Wednesday, April 18, 2007

Generating Sguil Reports

I've been running Sguil for a few years now, and while it's great for interactive analyst use, one of it's main drawbacks is the lack of a sophisticated reporting tool. The database of alerts and session information is Sguil's biggest asset, and there is a lot of information lurking there, just waiting for the right query to come along and bring it to light. Sguil has a few rudimentary reports built in, but lacks the ability to create charts and graphs, to perform complex pre- or post-processing or to schedule reports to be generated and distributed automatically.

To be honest, many Sguil analysts feel the need for more sophisticated reporting. Paul Halliday's excellent Squert package fills part of this void, providing a nice LAMP platform for interactive reports based on Sguil alert information. I use it, and it's great for providing some on-the-fly exploration of my recent alerts.

I wanted something a bit more flexible, though. A reporting package that could access anything in the database, not just alerts, and allow users to generate and share their own reports with other Sguil analysts. I have recently been doing a lot of work with the BIRT package, an open source reporting platform built on Tomcat and Eclipse.

BIRT has a lot of nice features, including the ability to provide sophisticated charting and graphing. The report design files can be distributed to other analysts who can then load them into their own BIRT servers and start generating new types of reports. It even separates the reporting engine from the output format, so the same report can generate HTML, PDF, DOC or many other types of output. Best of all, you can totally automate the reporting process and just have them show up in your inbox each morning, ready for your perusal.

If this all sounds good to you, check out a sample report, then read my Sguil Reports with BIRT HOWTO for more information.

If you decide to try this, please post a comment. I'd love to hear your thoughts, experiences and suggestions.

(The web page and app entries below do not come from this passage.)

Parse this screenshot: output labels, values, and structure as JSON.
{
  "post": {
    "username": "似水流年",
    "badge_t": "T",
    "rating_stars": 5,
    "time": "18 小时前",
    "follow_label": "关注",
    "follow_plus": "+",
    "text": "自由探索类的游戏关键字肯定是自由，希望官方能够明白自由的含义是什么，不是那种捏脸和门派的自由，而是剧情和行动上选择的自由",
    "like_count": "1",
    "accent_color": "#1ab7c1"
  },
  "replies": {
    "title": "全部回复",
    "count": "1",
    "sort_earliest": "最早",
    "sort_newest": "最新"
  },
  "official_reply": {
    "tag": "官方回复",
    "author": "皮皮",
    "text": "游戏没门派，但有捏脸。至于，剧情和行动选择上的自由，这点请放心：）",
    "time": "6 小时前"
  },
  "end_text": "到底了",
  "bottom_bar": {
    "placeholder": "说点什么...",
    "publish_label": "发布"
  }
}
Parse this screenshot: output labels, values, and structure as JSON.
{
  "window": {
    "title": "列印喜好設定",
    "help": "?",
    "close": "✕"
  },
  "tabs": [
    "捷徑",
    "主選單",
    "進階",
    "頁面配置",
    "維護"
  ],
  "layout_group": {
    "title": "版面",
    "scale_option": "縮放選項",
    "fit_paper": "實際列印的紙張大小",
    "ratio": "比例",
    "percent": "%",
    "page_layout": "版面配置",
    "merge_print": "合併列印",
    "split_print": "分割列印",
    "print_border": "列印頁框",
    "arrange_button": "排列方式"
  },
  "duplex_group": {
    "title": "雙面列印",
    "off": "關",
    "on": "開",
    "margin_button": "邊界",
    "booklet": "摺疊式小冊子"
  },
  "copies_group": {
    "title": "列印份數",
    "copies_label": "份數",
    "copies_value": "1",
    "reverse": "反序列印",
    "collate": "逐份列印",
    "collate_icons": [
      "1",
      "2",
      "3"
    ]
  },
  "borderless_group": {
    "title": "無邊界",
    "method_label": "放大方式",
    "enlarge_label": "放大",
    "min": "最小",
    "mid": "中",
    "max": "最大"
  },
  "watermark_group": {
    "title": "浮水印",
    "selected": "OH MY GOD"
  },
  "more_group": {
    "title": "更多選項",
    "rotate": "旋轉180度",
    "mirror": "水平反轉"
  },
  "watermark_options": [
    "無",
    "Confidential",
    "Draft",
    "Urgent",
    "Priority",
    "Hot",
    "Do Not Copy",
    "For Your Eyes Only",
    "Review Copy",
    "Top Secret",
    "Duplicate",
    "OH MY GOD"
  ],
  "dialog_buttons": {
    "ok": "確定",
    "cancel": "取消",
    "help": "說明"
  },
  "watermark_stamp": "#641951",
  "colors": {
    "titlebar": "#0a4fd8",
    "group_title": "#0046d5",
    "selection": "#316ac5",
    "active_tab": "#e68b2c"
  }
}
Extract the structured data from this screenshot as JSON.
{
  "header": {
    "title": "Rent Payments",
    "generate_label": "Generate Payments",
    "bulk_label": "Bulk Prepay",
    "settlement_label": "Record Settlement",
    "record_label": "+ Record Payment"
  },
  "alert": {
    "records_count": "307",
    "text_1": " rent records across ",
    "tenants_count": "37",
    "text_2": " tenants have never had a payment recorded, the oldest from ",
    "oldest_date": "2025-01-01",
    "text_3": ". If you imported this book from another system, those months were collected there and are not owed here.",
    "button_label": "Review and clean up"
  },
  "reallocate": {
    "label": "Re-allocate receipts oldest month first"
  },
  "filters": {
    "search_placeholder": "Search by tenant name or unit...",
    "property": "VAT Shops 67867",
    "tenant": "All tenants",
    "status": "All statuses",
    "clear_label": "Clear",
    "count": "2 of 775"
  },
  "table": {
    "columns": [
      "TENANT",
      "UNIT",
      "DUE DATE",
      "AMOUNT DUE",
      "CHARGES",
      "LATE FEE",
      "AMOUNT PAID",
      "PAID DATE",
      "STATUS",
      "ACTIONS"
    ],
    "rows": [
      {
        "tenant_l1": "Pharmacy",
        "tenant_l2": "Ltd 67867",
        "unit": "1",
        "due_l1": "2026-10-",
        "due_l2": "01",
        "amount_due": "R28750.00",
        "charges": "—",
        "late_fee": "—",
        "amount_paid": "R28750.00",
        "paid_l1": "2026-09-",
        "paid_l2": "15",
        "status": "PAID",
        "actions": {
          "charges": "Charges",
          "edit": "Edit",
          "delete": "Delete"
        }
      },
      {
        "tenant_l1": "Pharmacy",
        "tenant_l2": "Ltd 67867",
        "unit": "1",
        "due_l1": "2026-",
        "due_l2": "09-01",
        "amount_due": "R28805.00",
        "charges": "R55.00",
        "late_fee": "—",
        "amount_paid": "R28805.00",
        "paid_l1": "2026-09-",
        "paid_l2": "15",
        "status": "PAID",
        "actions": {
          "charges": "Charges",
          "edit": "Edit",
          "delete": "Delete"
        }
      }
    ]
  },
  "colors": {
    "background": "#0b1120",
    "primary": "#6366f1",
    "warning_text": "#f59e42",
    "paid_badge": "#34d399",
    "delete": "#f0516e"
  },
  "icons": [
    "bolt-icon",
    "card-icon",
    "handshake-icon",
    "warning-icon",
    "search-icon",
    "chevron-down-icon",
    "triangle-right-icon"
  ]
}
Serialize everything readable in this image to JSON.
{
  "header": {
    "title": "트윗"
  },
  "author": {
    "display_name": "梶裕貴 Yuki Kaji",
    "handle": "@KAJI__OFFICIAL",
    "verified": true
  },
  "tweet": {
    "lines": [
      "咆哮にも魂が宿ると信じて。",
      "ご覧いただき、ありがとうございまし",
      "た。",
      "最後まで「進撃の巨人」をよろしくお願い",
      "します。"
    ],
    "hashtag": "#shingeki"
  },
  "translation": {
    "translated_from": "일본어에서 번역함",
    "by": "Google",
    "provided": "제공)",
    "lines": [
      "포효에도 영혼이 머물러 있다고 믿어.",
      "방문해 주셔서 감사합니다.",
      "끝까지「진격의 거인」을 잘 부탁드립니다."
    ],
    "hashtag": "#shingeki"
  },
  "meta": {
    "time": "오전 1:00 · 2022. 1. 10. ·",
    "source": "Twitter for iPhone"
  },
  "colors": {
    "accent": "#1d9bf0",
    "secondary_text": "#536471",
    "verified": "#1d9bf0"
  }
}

Big thanks go to John Ward for getting me started with BIRT and helping me through some of the tricky parts.

1 comment:

Unknown said...

Nice article, thanks for working with BIRT. Scott Rosenbaum